YOUR OBJECTIVE
The records that follow should be copied in full, exactly as they read.

Records drawn from a dataset
|---|

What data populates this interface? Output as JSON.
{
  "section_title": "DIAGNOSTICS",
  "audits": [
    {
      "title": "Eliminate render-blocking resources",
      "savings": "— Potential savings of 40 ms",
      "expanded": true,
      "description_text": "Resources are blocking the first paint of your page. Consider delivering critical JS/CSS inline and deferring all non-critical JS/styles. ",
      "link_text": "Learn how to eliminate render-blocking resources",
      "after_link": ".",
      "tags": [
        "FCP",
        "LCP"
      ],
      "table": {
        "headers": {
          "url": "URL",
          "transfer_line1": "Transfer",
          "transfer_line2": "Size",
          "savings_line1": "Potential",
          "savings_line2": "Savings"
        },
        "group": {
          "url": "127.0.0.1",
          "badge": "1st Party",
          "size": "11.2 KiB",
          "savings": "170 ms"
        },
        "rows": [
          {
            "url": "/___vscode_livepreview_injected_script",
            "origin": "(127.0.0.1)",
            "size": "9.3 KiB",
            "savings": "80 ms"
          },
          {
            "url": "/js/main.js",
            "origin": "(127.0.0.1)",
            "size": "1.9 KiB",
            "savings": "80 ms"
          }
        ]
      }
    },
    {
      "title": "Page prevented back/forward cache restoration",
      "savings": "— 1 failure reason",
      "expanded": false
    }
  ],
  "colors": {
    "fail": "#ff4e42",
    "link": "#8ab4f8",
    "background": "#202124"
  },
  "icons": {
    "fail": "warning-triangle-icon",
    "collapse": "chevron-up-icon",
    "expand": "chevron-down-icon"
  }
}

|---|

TASK ANSWER
What data populates this interface? Output as JSON.
{
  "section_title": "DIAGNOSTICS",
  "audits": [
    {
      "title": "Eliminate render-blocking resources",
      "savings": "— Potential savings of 40 ms",
      "expanded": true,
      "description_text": "Resources are blocking the first paint of your page. Consider delivering critical JS/CSS inline and deferring all non-critical JS/styles. ",
      "link_text": "Learn how to eliminate render-blocking resources",
      "after_link": ".",
      "tags": [
        "FCP",
        "LCP"
      ],
      "table": {
        "headers": {
          "url": "URL",
          "transfer_line1": "Transfer",
          "transfer_line2": "Size",
          "savings_line1": "Potential",
          "savings_line2": "Savings"
        },
        "group": {
          "url": "127.0.0.1",
          "badge": "1st Party",
          "size": "11.2 KiB",
          "savings": "170 ms"
        },
        "rows": [
          {
            "url": "/___vscode_livepreview_injected_script",
            "origin": "(127.0.0.1)",
            "size": "9.3 KiB",
            "savings": "80 ms"
          },
          {
            "url": "/js/main.js",
            "origin": "(127.0.0.1)",
            "size": "1.9 KiB",
            "savings": "80 ms"
          }
        ]
      }
    },
    {
      "title": "Page prevented back/forward cache restoration",
      "savings": "— 1 failure reason",
      "expanded": false
    }
  ],
  "colors": {
    "fail": "#ff4e42",
    "link": "#8ab4f8",
    "background": "#202124"
  },
  "icons": {
    "fail": "warning-triangle-icon",
    "collapse": "chevron-up-icon",
    "expand": "chevron-down-icon"
  }
}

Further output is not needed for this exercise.